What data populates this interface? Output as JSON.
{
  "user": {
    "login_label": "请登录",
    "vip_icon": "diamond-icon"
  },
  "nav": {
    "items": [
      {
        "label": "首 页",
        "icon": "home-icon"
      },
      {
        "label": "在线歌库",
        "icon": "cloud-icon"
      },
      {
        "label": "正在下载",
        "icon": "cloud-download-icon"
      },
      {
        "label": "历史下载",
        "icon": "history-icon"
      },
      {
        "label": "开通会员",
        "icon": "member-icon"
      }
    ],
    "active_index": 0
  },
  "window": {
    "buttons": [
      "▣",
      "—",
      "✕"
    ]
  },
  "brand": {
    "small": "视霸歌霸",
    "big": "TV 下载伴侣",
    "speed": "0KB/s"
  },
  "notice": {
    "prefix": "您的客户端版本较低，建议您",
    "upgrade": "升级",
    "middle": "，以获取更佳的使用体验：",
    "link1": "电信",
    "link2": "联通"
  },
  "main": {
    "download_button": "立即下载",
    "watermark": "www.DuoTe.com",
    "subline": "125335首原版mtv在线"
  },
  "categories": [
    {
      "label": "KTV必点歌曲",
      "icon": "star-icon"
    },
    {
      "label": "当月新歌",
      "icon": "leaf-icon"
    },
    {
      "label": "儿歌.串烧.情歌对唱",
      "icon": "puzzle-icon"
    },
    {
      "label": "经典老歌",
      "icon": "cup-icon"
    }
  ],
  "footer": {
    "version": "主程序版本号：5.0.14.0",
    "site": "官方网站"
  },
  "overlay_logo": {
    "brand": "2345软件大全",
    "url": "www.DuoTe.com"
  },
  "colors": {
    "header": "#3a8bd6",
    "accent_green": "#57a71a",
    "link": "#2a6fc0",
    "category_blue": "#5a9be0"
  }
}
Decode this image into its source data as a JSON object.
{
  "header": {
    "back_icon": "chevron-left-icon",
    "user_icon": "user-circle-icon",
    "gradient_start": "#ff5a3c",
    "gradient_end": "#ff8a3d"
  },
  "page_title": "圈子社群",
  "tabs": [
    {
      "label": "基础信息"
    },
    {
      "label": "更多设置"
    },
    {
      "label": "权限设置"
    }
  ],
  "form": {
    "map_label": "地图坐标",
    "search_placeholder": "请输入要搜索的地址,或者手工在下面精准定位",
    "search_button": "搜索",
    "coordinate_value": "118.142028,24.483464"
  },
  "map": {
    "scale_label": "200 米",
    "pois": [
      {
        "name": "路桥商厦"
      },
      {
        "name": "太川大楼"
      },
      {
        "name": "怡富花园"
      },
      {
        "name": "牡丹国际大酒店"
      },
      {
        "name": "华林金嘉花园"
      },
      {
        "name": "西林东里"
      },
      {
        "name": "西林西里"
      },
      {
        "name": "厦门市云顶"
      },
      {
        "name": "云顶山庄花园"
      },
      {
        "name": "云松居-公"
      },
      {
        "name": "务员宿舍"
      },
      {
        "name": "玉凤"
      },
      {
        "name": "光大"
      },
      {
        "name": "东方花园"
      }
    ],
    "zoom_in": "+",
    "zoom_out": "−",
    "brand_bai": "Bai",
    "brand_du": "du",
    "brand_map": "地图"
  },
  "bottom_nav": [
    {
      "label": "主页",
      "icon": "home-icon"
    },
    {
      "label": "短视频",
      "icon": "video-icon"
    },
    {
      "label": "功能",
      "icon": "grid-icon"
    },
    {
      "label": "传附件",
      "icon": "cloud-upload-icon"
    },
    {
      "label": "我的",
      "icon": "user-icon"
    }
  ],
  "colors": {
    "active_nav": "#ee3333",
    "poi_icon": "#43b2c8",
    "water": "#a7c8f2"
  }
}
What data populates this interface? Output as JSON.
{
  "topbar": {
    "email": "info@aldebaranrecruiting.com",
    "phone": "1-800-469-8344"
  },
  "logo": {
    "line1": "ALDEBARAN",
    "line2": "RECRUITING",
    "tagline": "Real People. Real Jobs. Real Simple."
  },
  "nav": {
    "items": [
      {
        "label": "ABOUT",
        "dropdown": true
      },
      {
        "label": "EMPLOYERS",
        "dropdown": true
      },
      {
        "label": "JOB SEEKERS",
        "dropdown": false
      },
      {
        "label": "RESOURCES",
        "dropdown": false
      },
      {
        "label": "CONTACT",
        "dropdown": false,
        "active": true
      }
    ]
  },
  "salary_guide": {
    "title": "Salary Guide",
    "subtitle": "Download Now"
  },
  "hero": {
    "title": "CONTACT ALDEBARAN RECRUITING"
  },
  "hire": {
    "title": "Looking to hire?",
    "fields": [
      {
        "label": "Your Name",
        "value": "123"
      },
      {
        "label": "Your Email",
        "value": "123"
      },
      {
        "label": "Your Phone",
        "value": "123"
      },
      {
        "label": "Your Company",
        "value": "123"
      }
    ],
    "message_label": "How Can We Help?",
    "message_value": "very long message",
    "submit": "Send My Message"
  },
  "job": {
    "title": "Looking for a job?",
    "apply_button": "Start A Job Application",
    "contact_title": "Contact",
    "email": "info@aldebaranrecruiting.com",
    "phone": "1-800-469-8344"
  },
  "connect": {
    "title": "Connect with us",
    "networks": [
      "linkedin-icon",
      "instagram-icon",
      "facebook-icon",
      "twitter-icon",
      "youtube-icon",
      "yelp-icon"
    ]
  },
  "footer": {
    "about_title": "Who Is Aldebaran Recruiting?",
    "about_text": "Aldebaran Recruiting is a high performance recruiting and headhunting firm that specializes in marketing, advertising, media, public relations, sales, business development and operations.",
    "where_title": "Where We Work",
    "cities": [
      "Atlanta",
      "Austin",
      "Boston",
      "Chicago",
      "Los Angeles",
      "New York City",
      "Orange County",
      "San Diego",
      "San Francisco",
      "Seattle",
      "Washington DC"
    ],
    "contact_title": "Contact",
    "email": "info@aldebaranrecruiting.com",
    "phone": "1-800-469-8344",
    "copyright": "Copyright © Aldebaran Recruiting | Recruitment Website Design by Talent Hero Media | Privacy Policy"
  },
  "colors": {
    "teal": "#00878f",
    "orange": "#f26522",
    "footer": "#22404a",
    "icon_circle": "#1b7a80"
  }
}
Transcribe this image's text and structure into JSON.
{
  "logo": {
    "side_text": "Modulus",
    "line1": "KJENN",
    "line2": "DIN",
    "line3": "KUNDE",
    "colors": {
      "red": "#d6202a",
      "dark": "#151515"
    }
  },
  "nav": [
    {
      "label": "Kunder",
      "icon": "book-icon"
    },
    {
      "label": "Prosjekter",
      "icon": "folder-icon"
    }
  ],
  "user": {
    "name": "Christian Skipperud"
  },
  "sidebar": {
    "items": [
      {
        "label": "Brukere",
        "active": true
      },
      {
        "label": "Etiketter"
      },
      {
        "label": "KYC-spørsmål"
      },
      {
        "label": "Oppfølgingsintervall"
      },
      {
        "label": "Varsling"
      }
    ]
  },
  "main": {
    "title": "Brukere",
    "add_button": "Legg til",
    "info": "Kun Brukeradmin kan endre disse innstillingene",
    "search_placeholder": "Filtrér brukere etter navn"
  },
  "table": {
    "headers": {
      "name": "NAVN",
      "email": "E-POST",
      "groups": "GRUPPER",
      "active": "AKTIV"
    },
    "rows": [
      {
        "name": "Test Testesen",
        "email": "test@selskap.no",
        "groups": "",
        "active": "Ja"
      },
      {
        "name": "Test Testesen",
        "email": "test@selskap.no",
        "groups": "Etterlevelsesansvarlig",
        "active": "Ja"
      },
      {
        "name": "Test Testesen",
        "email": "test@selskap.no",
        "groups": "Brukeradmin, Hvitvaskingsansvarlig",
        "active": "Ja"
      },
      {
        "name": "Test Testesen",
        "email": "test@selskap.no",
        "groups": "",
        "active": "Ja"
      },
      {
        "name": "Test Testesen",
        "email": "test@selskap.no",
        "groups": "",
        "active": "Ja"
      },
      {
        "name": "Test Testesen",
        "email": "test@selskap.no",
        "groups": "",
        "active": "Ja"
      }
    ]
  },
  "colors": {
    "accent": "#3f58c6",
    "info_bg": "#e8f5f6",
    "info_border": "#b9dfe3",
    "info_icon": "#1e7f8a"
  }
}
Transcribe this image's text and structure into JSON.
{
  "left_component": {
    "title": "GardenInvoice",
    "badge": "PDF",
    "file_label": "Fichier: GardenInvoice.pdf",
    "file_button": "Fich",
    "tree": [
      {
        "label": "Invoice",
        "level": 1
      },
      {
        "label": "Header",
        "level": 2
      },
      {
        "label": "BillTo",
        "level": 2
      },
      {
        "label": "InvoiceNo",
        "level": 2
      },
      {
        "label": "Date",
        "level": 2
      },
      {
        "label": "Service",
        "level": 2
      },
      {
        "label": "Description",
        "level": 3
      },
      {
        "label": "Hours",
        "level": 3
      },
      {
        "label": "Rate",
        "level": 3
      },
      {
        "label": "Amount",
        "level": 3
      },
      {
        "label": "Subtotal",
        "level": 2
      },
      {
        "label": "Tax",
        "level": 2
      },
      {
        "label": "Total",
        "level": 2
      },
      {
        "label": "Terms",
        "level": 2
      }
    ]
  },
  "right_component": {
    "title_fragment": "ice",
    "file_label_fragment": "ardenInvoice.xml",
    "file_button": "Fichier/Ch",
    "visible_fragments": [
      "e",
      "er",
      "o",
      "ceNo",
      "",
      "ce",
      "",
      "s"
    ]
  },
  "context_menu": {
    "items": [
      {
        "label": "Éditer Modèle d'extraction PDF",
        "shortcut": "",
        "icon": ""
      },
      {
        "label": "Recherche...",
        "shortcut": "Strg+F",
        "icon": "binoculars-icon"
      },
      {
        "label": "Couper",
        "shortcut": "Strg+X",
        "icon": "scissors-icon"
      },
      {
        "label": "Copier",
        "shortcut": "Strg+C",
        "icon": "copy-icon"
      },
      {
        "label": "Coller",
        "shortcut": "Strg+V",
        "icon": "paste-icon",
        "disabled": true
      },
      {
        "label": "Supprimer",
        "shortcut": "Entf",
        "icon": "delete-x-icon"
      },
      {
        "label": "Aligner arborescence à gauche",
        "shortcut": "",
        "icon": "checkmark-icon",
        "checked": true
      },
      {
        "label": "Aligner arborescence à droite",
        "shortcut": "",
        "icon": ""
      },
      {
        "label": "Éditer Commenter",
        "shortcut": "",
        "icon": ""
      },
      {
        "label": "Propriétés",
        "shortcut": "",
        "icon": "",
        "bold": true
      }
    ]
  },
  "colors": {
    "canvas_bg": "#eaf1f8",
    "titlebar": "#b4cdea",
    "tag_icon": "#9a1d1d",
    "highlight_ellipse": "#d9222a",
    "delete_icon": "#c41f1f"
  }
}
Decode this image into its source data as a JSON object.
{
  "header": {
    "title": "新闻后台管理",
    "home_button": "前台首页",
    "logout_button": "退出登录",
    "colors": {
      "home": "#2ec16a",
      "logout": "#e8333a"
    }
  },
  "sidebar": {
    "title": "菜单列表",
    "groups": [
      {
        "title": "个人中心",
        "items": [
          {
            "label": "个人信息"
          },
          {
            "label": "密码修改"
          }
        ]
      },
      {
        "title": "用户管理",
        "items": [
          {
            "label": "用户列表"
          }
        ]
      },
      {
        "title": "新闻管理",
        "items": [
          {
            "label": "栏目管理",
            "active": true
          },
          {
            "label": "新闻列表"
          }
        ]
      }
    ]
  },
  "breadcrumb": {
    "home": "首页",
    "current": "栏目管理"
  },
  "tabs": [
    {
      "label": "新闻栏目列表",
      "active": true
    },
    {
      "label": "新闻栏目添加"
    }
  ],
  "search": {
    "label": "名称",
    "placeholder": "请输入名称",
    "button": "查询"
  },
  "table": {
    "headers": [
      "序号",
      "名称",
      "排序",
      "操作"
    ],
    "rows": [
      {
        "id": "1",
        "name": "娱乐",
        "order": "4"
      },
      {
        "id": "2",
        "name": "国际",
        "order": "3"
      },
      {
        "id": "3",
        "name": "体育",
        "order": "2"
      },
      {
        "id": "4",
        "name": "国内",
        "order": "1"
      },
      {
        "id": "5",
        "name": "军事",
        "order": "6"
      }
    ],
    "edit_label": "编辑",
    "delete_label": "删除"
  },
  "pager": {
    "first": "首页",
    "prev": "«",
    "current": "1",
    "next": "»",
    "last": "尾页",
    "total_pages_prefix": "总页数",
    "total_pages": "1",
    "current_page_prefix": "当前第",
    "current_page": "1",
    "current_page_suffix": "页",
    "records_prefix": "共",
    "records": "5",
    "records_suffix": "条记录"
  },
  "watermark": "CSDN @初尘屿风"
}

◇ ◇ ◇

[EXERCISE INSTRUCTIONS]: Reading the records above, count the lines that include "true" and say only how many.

[TASK ANSWER]: 9